The smell of lavender really is relaxing, a new study confirms. Its effects rely on our sense of smell rather than absorption into the bloodstream. Japanese scientists say that linalool, lavender’s active compound, may have anxiety treatment potential.
Researchers from Kagoshima University wrote about their study and findings in Frontiers in Behavioral Neuroscience (citation below).
For thousands of years, lavender has worked its relaxing magic all around us. We plant it in our gardens and add it to our bath bombs. We also add lavender to many fabric softeners.
So, why don’t we use it extensively in our clinics and hospitals, and what is the science behind its relaxing effects?
Lavender – you have to smell it
In this latest study, researchers showed for the first time that we have to smell linalool to benefit from its calming effects. It is not a question of absorbing it into the lungs and subsequently into the bloodstream.
The authors believe we could use linalool to relieve anxiety disorders and relive preoperative stress.
Co-author Dr. Hideki Kashiwadani, from the Department of Physiology at Kagoshima’s Graduate School of Medical and Dental Sciences, said:
“In folk medicine, it has long been believed that odorous compounds derived from plant extracts can relieve anxiety.”
The other co-authors of the article were Hiroki Harada, Yuichi Kanmura, and Tomoyuki Kuwaki, all from Kagoshima University.
Anxiolytic drugs – safer alternatives
In medicine, we have long been looking for safer alternatives to current anxiolytic drugs like benzodiazepines. Anxiolytic means anxiety-relieving. However, scientists have rarely investigated these scented settlers for use in hospitals and clinics.
Several studies have confirmed linalool’s potent relaxing effect. Linalool (C10H18O) is a fragrant alcohol that we can find in lavender extracts.
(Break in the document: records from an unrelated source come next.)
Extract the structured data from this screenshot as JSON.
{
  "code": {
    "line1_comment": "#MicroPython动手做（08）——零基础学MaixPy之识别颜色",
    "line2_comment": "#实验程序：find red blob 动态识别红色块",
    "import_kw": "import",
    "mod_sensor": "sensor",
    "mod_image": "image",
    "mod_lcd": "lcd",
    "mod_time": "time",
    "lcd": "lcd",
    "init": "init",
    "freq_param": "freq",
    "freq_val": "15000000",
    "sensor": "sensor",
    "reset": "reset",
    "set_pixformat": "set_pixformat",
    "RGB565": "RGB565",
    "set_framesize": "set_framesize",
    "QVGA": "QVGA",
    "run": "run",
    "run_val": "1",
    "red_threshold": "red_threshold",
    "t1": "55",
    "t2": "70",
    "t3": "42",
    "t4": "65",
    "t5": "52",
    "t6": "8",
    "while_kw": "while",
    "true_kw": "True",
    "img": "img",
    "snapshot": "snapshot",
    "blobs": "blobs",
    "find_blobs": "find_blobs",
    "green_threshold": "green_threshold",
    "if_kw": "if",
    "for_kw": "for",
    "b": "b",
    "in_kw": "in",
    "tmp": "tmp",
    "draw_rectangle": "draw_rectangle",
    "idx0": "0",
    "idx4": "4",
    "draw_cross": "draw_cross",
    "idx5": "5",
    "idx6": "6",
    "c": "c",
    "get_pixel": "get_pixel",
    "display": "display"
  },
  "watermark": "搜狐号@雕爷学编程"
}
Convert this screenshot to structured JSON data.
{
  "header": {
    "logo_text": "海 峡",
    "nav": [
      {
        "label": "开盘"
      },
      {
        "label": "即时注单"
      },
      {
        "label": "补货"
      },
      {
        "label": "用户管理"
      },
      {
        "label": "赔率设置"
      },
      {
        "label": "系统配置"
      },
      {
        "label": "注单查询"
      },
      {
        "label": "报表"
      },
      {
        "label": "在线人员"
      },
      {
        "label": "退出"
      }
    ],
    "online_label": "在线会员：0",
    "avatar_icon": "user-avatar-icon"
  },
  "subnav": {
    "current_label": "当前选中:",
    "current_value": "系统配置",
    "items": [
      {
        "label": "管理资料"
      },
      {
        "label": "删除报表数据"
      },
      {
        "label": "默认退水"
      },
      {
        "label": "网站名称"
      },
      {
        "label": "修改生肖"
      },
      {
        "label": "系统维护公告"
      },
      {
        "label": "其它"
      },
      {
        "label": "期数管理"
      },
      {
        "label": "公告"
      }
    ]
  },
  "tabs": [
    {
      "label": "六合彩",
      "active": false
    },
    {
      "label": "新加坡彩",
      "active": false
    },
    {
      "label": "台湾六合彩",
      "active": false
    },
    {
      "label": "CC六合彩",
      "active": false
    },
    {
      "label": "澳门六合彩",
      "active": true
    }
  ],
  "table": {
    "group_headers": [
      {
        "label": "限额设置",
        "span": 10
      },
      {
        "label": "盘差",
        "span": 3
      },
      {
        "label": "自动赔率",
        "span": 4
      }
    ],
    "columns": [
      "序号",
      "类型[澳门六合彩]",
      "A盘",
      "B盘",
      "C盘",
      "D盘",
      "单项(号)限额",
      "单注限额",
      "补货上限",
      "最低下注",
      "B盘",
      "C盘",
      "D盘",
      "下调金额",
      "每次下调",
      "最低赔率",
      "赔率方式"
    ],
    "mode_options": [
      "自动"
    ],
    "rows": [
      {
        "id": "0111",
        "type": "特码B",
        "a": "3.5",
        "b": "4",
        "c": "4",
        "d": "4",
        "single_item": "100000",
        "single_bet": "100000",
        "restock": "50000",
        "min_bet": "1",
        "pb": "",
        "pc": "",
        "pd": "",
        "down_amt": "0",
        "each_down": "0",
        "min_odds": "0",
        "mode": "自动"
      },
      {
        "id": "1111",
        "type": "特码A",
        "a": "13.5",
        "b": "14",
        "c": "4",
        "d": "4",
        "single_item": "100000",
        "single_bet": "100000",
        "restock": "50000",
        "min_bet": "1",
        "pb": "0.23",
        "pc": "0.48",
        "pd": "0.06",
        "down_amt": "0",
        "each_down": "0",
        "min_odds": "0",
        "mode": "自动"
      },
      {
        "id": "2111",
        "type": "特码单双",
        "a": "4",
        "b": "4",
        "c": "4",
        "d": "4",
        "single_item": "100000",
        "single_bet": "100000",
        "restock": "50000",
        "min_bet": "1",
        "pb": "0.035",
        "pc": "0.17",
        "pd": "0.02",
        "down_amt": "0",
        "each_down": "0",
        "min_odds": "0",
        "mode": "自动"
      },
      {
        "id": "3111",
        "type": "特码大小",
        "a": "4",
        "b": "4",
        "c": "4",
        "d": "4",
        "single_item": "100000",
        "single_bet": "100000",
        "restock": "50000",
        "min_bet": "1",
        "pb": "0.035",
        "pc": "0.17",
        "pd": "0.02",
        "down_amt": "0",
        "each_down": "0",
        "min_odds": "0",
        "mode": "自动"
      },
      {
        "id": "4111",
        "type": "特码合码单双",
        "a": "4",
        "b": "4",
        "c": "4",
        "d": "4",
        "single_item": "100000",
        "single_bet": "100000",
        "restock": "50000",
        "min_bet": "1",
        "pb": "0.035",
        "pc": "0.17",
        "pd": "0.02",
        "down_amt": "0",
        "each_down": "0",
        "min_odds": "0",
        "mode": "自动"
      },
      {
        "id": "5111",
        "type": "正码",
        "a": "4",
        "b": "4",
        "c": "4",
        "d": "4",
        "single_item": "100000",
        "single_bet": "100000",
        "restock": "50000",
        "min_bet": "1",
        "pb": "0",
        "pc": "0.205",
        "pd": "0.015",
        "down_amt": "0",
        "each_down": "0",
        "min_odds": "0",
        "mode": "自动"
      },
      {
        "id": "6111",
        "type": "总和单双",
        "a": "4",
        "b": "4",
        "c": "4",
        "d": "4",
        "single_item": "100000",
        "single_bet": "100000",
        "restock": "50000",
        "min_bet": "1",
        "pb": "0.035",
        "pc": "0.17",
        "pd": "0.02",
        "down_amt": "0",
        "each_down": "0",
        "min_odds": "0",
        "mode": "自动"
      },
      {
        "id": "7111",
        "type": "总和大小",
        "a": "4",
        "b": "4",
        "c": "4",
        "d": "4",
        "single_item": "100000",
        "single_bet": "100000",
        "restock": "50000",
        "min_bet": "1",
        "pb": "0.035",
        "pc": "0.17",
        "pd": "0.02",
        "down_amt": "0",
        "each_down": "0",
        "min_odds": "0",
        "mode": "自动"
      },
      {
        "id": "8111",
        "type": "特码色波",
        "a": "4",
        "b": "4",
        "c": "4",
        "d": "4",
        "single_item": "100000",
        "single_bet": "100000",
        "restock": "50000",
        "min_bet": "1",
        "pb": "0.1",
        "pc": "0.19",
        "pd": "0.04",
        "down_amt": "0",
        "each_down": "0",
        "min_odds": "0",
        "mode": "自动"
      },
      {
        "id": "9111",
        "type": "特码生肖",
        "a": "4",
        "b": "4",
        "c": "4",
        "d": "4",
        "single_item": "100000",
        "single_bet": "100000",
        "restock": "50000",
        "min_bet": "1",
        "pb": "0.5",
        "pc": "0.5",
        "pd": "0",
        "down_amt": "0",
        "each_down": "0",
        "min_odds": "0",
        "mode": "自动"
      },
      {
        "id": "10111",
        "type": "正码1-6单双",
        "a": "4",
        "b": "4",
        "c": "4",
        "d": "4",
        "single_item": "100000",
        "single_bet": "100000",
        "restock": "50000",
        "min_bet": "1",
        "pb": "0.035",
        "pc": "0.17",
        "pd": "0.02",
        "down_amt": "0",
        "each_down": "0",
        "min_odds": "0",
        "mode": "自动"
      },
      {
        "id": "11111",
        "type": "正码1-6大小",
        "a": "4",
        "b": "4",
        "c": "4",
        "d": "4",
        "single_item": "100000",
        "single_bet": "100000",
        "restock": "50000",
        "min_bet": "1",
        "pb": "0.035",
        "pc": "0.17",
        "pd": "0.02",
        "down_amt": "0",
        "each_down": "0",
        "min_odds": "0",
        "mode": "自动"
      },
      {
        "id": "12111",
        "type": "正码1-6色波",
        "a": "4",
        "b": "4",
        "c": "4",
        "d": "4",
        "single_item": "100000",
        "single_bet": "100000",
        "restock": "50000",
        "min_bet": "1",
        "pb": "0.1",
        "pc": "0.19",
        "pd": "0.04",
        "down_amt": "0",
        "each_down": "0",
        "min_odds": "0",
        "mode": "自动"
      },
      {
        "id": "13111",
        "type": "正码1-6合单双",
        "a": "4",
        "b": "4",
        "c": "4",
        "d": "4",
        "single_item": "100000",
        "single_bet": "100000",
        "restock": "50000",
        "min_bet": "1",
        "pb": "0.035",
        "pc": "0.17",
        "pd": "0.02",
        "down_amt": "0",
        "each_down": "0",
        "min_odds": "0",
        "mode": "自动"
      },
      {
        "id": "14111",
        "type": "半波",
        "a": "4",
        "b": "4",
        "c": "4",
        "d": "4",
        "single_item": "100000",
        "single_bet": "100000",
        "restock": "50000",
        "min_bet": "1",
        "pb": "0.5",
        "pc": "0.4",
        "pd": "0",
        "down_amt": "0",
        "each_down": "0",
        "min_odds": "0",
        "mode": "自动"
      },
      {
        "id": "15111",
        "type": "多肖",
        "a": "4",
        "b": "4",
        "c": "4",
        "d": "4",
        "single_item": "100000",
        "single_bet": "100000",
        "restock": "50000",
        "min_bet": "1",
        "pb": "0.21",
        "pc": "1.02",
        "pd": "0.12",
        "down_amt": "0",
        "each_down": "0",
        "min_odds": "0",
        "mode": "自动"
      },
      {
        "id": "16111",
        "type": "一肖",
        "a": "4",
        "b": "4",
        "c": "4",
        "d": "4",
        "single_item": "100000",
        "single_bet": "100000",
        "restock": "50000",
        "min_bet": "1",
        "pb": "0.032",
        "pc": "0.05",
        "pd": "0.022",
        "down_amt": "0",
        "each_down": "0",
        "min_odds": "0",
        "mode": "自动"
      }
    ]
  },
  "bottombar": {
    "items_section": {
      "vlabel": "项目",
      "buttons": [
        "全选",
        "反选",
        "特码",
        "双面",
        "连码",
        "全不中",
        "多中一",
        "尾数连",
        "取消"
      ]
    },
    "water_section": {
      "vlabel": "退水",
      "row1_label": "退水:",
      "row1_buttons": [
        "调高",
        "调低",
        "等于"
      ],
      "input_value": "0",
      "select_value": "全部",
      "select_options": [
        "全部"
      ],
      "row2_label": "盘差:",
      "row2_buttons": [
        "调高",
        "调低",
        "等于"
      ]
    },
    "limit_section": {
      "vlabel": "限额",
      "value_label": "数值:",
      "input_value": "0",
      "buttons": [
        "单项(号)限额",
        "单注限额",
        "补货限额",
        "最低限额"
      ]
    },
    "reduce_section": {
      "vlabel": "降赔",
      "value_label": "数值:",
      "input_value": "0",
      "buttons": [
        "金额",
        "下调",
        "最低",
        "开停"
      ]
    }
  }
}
Dr. Kashiwadani pointed out:
“However, the sites of action of linalool were usually not addressed in these studies.”
Lavender effects not through bloodstream
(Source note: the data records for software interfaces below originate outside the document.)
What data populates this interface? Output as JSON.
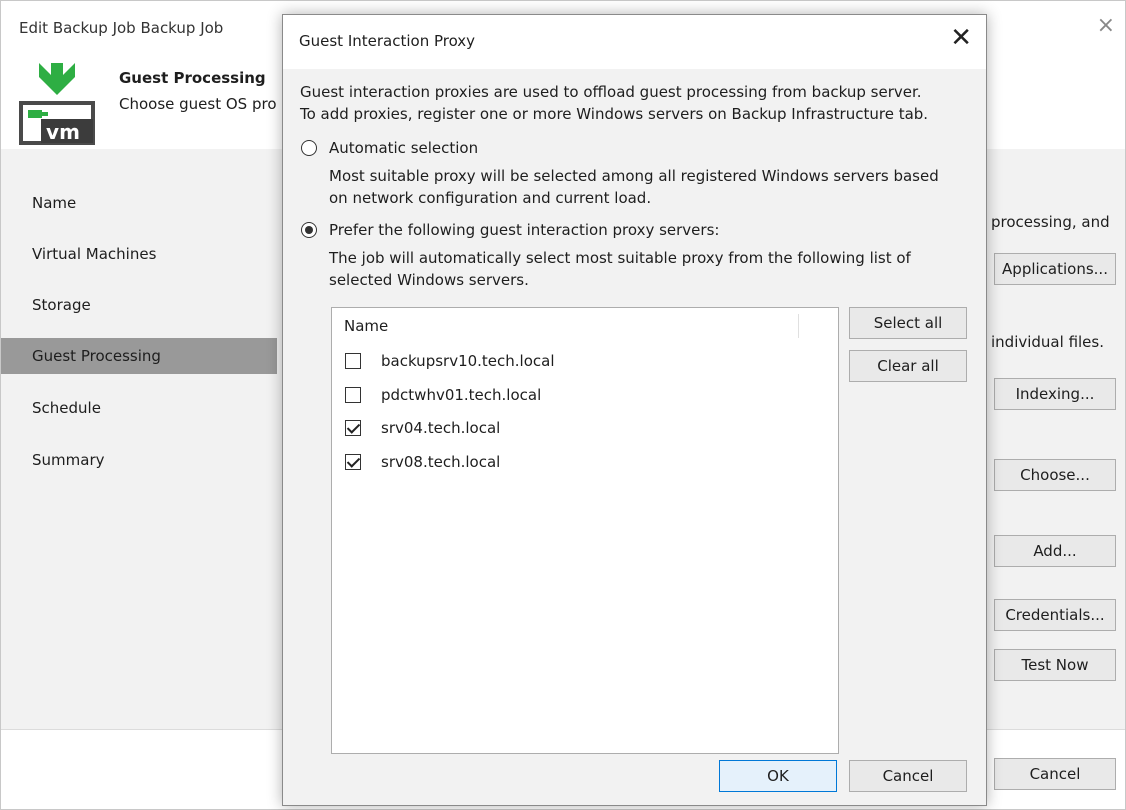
{
  "main": {
    "title": "Edit Backup Job Backup Job",
    "close_glyph": "×",
    "header": {
      "title": "Guest Processing",
      "subtitle": "Choose guest OS pro",
      "icon": "vm-download-icon",
      "icon_text": "vm"
    },
    "nav": [
      {
        "label": "Name"
      },
      {
        "label": "Virtual Machines"
      },
      {
        "label": "Storage"
      },
      {
        "label": "Guest Processing"
      },
      {
        "label": "Schedule"
      },
      {
        "label": "Summary"
      }
    ],
    "active_nav": "Guest Processing",
    "right_texts": {
      "text1": "processing, and",
      "text2": "individual files."
    },
    "buttons": {
      "applications": "Applications...",
      "indexing": "Indexing...",
      "choose": "Choose...",
      "add": "Add...",
      "credentials": "Credentials...",
      "test_now": "Test Now",
      "cancel": "Cancel"
    }
  },
  "dialog": {
    "title": "Guest Interaction Proxy",
    "close_glyph": "✕",
    "description_line1": "Guest interaction proxies are used to offload guest processing from backup server.",
    "description_line2": "To add proxies, register one or more Windows servers on Backup Infrastructure tab.",
    "auto_option": {
      "label": "Automatic selection",
      "checked": false,
      "note_line1": "Most suitable proxy will be selected among all registered Windows servers based",
      "note_line2": "on network configuration and current load."
    },
    "prefer_option": {
      "label": "Prefer the following guest interaction proxy servers:",
      "checked": true,
      "note_line1": "The job will automatically select most suitable proxy from the following list of",
      "note_line2": "selected Windows servers."
    },
    "list": {
      "column": "Name",
      "rows": [
        {
          "label": "backupsrv10.tech.local",
          "checked": false
        },
        {
          "label": "pdctwhv01.tech.local",
          "checked": false
        },
        {
          "label": "srv04.tech.local",
          "checked": true
        },
        {
          "label": "srv08.tech.local",
          "checked": true
        }
      ]
    },
    "buttons": {
      "select_all": "Select all",
      "clear_all": "Clear all",
      "ok": "OK",
      "cancel": "Cancel"
    }
  },
  "colors": {
    "accent": "#0078d7",
    "nav_active": "#999999",
    "icon_green": "#2eae43",
    "icon_dark": "#3c3c3c"
  }
}
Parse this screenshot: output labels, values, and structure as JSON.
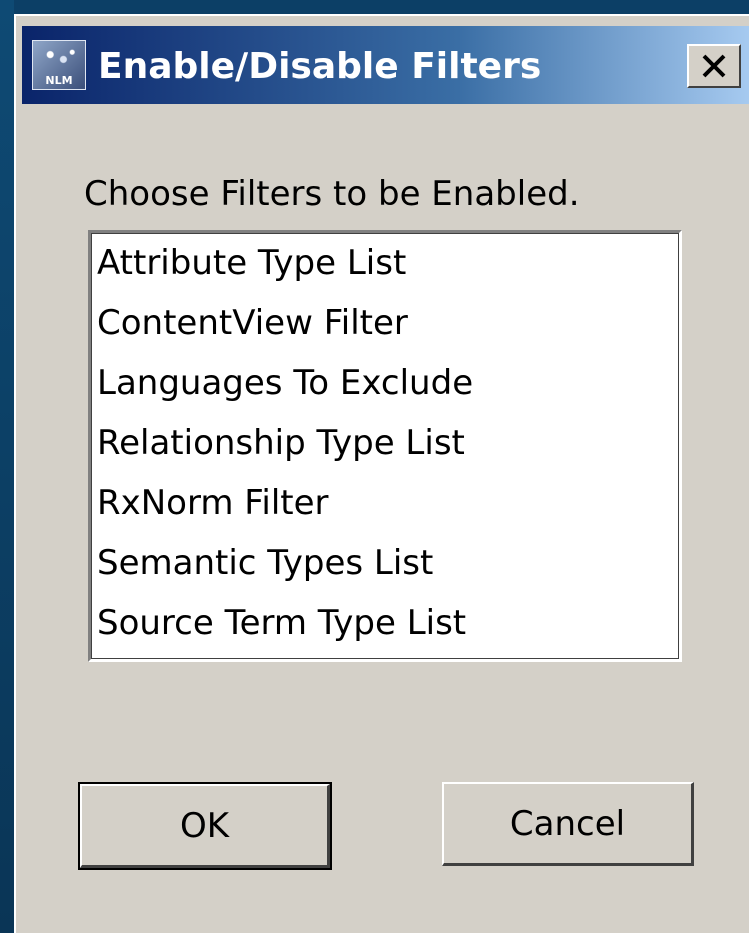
{
  "window": {
    "title": "Enable/Disable Filters",
    "icon": "nlm-app-icon",
    "icon_text": "NLM",
    "close_icon": "close-icon"
  },
  "prompt": "Choose Filters to be Enabled.",
  "filters": [
    "Attribute Type List",
    "ContentView Filter",
    "Languages To Exclude",
    "Relationship Type List",
    "RxNorm Filter",
    "Semantic Types List",
    "Source Term Type List"
  ],
  "buttons": {
    "ok_label": "OK",
    "cancel_label": "Cancel"
  },
  "colors": {
    "titlebar_start": "#0a246a",
    "titlebar_end": "#a6caf0",
    "dialog_bg": "#d4d0c8"
  }
}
Many scientists had assumed that we had to adsorb lavender extracts to benefit from their calming effects. After getting into our bloodstream, scientists believed they would subsequently have a direct effect on the brain’s GABAARs.
GABAARs stands for Gamma-Aminobutyric Acid Type A Receptors – they are brain receptors. Benzodiazepines target GABAARs.
If linalool is to have clinical use in humans, we must first establish the mechanism of its relaxing effects.
Dr. Kashiwadani and colleagues carried out experiments on mice to determine whether it was the smell. In other words, they wanted to find out whether it was the odor of the lavender extract that triggered relaxation.
The human nose has olfactory (odor-sensitive) neurons. Was it stimulation of the olfactory neurons that had the calming effect? That is what the researchers wanted to find out.
Lavender – effect on mice
Dr. Kashiwadani said:
“We observed the behavior of mice exposed to linalool vapor, to determine its anxiolytic effects. As in previous studies, we found that linalool odor has an anxiolytic effect on normal mice. Notably, this did not impair their movement.”
The effects of benzodiazepines and linalool injections, on the other hand, are similar to those of alcohol.
When they exposed anosmic mice to linalool vapor, there was no anxiolytic effect. Anosmic mice have had their olfactory neurons destroyed – in other words; they have no sense of smell.
This suggested that olfactory signals evoked by linalool odor had a relaxing effect on the ‘normal’ mice In this context, ‘normal’ refers to the mice that had a sense of smell.
The researchers then treated some ‘normal’ mice with flumazenil. Flumazenil blocks benzodiazepine-responsive GABAA receptors. They then exposed these mice to the lavender extract linalool and found that the anxiolytic effect disappeared.
How does linalool activate GABAA receptors?
Dr. Kashiwadani said:
“When combined, these results suggest that linalool does not act directly on GABAA receptors like benzodiazepines do – but must activate them via olfactory neurons in the nose in order to produce its relaxing effects.”
“Our study also opens the possibility that relaxation seen in mice fed or injected with linalool could, in fact, be due to the smell of the compound emitted in their exhaled breath.”
Further studies are required, the researchers say. Specifically, studies to establish the safety, efficacy, and targets of linalool administered by different routes. Researchers need to carry out these studies before moving to human trials.
Dr. Kashiwadani said:
“These findings nonetheless bring us closer to clinical use of linalool to relieve anxiety – in surgery for example, where pretreatment with anxiolytics can alleviate preoperative stress and thus help to place patients under general anesthesia more smoothly.”
“Vaporized linalool could also provide a safe alternative for patients who have difficulties with oral or suppository administration of anxiolytics, such as infants or confused elders.”
“Linalool Odor-Induced Anxiolytic Effects in Mice,” Hiroki Harada, Hideki Kashiwadani, Yuichi Kanmura, and Tomoyuki Kuwaki. Frontiers in Behavioral Neuroscience, 23 October 2018 | https://doi.org/10.3389/fnbeh.2018.00241.